MILWAUKEE — COVID-19 caused a backlog in some patient appointments at Veterans Affairs clinics in Wisconsin, but now the VA tells TMJ4 News it's getting back on track with better wait times and wants veterans to know they're safe to come in.
When the I-TEAM interviewed the Milwaukee VA Medical Center in October, some wait times for new patient appointments for elective surgeries or with some specialists were several months despite the VA's wait time goal of under 30 days.
About five months later, we followed up.
"Where are you in meeting than under 30-day goal?" the I-Team's Kristin Byrne asked Dr. Michael Erdmann, Chief of Staff at the Milwaukee VA Medical Center.
"The vast majority of clinics are already there," answered Dr. Erdmann.
"The good news is, it's better than where we were just a few months ago," he continued.
One of the big reasons for that, Dr. Erdmann says is about 70% of employees at VA Clinics in Wisconsin have received the COVID-19 vaccine.
"We've been able to open up more clinics safely because we can do that with the prevalence of the disease in the community now decreasing," Dr. Erdmann said.
Convincing veterans to come into one of the clinics, Dr. Erdmann admits has been another hurdle.
"Many veterans are still frightened to come for in-person visits," he said.
"They've lost loved ones. They know someone, a friend who has died from the disease, and they know there's no treatment for the disease and many of them and it's been reported, they are in the age group, where they are the most vulnerable," he continued.
"The risk of them getting exposed in the hospital environment that we can provide to them is frankly way less than in the community they live in," Dr. Erdmann said.
Video visits may be the next best option he says, but VA data from November, December, and January shows more veterans are choosing telephone doctor visits for primary, specialty, and mental health care.
Primary care - 3.3 percent by video and 65.7 percent by phone
Specialty - 2.6 percent by video and 30.4 percent by phone
Mental health - 12.89 percent by video and 52.51 percent by phone
"Because so many of our veterans don't live in the City of Milwaukee, they live in rural areas, the challenge has been getting good Wi-Fi connection with enough speed," Dr. Erdmann explains.
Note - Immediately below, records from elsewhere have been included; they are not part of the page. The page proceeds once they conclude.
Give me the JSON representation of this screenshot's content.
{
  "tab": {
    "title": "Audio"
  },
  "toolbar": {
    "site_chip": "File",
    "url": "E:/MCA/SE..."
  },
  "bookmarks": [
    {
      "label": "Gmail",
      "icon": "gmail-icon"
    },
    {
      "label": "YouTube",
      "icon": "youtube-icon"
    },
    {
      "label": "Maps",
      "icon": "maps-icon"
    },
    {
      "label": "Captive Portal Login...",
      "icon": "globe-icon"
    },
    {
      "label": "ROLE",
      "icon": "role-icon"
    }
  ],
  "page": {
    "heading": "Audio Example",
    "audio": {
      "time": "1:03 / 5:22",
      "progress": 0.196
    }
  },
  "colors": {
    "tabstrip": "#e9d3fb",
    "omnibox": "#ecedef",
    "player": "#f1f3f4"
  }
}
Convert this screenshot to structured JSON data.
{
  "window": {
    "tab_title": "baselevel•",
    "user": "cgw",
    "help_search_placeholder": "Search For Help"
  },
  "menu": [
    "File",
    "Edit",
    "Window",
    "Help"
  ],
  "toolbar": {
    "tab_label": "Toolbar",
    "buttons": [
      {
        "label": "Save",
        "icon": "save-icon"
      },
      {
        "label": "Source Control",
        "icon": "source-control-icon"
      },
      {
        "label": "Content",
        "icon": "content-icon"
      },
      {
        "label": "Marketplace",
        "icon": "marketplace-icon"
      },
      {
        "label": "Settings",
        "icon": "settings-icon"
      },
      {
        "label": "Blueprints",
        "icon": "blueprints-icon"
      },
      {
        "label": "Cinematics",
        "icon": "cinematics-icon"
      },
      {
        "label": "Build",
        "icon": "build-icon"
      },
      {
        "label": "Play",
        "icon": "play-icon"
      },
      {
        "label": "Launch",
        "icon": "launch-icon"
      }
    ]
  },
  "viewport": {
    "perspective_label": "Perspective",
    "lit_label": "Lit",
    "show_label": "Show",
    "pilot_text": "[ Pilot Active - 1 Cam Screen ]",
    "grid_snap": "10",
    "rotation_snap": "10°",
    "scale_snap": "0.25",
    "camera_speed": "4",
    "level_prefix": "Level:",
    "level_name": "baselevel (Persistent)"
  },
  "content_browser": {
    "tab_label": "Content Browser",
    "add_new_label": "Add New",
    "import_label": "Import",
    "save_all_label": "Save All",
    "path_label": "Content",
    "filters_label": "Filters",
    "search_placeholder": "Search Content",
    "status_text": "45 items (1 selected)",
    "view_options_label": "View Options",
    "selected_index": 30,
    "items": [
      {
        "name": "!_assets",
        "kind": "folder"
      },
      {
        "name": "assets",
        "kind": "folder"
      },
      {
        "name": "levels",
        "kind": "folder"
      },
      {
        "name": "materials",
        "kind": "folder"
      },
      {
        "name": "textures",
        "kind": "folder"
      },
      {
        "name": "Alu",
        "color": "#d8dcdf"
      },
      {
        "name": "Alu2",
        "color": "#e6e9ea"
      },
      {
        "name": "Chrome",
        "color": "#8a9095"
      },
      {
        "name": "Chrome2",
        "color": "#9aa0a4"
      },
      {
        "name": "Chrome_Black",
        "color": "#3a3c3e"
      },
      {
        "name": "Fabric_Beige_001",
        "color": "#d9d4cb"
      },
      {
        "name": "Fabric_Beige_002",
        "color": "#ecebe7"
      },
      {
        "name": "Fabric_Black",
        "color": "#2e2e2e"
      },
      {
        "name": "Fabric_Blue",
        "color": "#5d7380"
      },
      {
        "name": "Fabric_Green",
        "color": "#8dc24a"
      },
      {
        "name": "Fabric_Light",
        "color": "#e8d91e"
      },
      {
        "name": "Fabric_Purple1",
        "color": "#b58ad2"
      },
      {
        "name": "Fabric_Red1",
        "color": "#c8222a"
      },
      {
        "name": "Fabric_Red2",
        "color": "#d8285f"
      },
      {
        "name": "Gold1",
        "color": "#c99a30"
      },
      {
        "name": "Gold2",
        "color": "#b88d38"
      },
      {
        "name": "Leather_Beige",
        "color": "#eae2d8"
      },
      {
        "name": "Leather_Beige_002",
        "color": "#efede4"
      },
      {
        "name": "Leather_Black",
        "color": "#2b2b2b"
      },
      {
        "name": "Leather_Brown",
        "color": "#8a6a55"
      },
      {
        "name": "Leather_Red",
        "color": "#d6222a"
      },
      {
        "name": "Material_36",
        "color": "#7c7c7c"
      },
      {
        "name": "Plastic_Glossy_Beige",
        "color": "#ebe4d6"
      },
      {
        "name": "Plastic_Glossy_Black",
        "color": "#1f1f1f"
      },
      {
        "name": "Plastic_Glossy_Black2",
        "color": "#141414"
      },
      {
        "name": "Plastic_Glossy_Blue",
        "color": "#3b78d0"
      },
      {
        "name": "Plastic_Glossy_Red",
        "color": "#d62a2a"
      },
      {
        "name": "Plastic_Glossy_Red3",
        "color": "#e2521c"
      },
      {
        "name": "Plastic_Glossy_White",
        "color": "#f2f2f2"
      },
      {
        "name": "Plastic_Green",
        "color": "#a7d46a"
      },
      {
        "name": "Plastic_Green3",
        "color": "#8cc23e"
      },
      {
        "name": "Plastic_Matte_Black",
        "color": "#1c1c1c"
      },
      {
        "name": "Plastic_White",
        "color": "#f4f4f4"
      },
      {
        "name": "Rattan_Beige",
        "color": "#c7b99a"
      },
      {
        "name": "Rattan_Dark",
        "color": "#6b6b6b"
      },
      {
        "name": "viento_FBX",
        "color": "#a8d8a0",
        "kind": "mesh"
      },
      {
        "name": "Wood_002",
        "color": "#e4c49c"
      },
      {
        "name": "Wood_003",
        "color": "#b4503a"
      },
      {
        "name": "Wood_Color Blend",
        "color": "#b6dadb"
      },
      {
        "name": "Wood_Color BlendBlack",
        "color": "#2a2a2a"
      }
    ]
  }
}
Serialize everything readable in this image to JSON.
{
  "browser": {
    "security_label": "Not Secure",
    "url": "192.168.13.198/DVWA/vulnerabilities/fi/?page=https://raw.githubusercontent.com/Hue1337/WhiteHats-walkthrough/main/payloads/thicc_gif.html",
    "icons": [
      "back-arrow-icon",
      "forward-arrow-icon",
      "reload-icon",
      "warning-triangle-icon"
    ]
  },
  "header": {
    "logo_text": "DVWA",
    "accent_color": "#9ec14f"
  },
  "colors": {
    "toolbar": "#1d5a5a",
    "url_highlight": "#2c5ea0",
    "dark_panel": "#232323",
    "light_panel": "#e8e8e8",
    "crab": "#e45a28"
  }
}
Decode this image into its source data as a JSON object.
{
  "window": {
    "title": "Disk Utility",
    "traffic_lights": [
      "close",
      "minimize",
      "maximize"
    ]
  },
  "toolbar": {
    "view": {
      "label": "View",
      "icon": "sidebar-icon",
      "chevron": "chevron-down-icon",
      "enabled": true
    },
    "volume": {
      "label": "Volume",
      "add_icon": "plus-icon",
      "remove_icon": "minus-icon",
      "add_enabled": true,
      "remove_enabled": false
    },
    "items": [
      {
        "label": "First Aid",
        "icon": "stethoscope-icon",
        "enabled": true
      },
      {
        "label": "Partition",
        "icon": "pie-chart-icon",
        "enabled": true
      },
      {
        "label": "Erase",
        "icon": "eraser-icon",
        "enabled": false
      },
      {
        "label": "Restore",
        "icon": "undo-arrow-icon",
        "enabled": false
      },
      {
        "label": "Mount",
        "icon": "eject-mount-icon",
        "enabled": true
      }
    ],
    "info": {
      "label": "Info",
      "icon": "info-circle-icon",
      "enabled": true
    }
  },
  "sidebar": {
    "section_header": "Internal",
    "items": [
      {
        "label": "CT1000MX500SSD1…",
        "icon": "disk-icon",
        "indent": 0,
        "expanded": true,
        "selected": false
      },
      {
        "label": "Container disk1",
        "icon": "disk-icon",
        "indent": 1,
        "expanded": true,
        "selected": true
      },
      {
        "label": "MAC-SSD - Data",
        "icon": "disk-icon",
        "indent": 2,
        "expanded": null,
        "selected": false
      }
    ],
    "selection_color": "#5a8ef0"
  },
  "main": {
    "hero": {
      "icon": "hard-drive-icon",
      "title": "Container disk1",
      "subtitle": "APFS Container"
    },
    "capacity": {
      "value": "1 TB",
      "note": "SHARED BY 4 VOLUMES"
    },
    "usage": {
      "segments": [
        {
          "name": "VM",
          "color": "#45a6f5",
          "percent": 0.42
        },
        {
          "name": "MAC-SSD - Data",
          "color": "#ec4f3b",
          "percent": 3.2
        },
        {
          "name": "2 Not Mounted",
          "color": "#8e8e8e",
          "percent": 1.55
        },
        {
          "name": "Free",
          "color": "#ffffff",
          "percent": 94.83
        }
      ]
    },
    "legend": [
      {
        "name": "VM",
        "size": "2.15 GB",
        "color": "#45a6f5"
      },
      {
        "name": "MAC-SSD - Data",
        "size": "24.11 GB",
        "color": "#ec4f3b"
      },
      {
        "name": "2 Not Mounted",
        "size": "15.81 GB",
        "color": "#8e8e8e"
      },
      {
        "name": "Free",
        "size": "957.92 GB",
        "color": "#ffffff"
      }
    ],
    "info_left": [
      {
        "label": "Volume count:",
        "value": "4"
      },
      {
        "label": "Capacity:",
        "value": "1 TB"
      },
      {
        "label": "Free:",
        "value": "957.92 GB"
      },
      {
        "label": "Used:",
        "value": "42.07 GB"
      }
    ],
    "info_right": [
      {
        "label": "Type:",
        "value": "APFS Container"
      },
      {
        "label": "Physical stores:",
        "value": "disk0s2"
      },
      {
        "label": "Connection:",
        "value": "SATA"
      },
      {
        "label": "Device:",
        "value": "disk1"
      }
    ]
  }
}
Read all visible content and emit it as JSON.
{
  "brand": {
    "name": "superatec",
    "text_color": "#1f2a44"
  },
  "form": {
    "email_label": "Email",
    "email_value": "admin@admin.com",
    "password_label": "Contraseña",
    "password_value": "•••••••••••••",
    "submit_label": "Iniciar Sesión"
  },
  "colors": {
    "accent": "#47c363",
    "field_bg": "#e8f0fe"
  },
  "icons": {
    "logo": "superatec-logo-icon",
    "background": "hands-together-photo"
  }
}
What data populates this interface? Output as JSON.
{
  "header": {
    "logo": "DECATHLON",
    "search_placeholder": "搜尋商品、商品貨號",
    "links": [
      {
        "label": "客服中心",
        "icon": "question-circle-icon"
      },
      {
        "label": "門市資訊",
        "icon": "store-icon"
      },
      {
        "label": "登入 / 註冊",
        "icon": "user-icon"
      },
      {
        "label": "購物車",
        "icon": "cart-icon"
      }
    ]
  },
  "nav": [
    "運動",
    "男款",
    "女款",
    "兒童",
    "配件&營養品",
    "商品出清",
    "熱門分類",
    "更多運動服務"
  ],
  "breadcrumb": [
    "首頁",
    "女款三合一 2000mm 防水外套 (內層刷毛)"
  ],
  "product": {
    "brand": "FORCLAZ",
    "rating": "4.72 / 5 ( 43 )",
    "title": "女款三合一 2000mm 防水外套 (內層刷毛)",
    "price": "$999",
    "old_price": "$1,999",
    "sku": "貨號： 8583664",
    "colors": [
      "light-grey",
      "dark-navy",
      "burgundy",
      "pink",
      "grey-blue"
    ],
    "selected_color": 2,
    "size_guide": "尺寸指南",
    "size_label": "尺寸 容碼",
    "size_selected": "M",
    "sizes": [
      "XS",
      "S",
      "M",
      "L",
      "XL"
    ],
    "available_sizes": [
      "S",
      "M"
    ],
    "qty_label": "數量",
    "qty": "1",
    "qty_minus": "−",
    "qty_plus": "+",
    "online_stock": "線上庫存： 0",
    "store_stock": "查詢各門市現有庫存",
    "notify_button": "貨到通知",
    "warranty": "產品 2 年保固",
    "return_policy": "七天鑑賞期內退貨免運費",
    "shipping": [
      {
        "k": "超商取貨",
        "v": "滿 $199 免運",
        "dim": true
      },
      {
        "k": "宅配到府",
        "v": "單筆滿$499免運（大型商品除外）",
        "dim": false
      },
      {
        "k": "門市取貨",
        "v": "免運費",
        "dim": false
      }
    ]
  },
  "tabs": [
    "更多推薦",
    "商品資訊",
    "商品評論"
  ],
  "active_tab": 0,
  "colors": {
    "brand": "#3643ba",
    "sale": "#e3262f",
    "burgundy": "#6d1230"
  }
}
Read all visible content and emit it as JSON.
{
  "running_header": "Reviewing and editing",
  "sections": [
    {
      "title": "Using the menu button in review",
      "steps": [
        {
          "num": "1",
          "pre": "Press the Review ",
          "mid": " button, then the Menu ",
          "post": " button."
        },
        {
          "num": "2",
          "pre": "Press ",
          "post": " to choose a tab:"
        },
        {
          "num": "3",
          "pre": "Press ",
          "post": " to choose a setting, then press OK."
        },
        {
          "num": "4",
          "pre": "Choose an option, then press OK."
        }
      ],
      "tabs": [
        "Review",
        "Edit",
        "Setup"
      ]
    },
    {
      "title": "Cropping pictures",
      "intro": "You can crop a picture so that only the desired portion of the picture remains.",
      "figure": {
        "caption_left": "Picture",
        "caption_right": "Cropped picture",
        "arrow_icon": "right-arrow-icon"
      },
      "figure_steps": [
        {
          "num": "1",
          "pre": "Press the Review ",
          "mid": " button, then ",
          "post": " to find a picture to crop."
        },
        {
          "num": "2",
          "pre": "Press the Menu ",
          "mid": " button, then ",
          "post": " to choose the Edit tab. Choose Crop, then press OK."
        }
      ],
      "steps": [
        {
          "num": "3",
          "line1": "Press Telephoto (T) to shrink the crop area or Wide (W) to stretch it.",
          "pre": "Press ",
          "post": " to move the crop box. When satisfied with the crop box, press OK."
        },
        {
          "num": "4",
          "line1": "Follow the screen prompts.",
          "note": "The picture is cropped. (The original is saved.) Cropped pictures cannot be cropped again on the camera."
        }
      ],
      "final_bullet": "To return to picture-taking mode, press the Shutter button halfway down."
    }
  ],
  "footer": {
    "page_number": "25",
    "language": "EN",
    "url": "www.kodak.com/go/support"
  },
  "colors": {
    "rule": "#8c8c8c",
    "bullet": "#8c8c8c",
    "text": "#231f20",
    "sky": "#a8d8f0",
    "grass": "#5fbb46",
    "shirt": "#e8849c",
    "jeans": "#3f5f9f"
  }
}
While reporting on this story, we discovered veterans making mental health care appointments are not scheduling follow-ups.
"They haven't been willing of they're been afraid to come in, they've delayed or canceled," Dr. Erdmann said.
That's a big concern for the VA.
"Don't wait to come in. If you really need care, please come."
"Call us if you're afraid. Connect with us. We'll figure out a way to help you," Dr. Erdmann said.
The VA says if a veteran has an urgent medical or mental health care need, it will get you in for an appointment immediately.
Check wait times at VA clinics in Wisconsin or anywhere else in the country here.